Those who underplay the importance of informal summits like the ones in Wuhan last year and in Chennai recently have to understand that it is better to have the leaders of two countries talk to each other face to face rather than through op-ed articles in international newspapers. There is no doubt that China and India have major geopolitical and trade differences, some of them seemingly intractable due to the inflexible positions adopted by both nations. But, as both Xi and Modi have displayed, that must not prevent leaders from both countries from engaging each other and talking about them.
The idea behind these informal summits was to manage differences and not allow them to turn into major disputes. As both the leaders had affirmed after the Wuhan summit last year, if they kept talking, their engagement would allow them to "prudently manage" things where the two countries were not on the same page and not allow "differences to become disputes". President Xi had put it succinctly when he had said that their informal summits would ensure that the two countries did not "dilute cooperation".
In Chennai, the two leaders decided that the three major issues of bridging the trade deficit (where China has a massive advantage), increasing the volume of trade between the two countries and raising the quantum of investment by both countries in mutually agreed sectors would be looked after by the Finance Minister of both the countries through a high-level economic and trade dialogue mechanism. They also agreed to facilitate an early meeting of the Special Representatives on the boundary issue and fight terror jointly. It was also decided that Prime Minister Modi will travel to China next year to continue the informal series.

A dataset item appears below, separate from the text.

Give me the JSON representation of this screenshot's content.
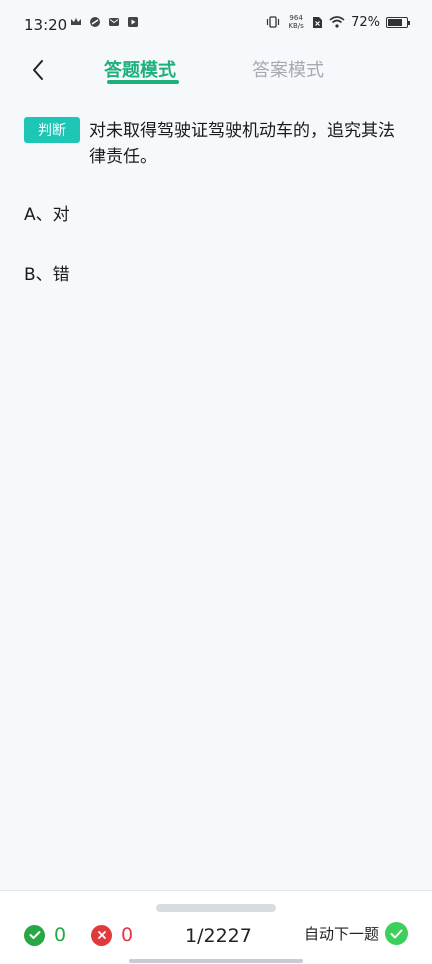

If all this was achieved even after President Xi came from Pakistan where, except Kashmir, he said all things that were not music to Indian ears and also when it was known that he would travel to Nepal, after meeting Modi, where he was expected to announce major projects that would reduce Indiaâs influence in the land-locked nation, it was a major achievement. Major or magical breakthroughs in diplomacy are few and far between. Diplomacy survives on negotiations and give and take and in that respect "Chennai Connect" was greatly successful in furthering the "Wuhan Spirit".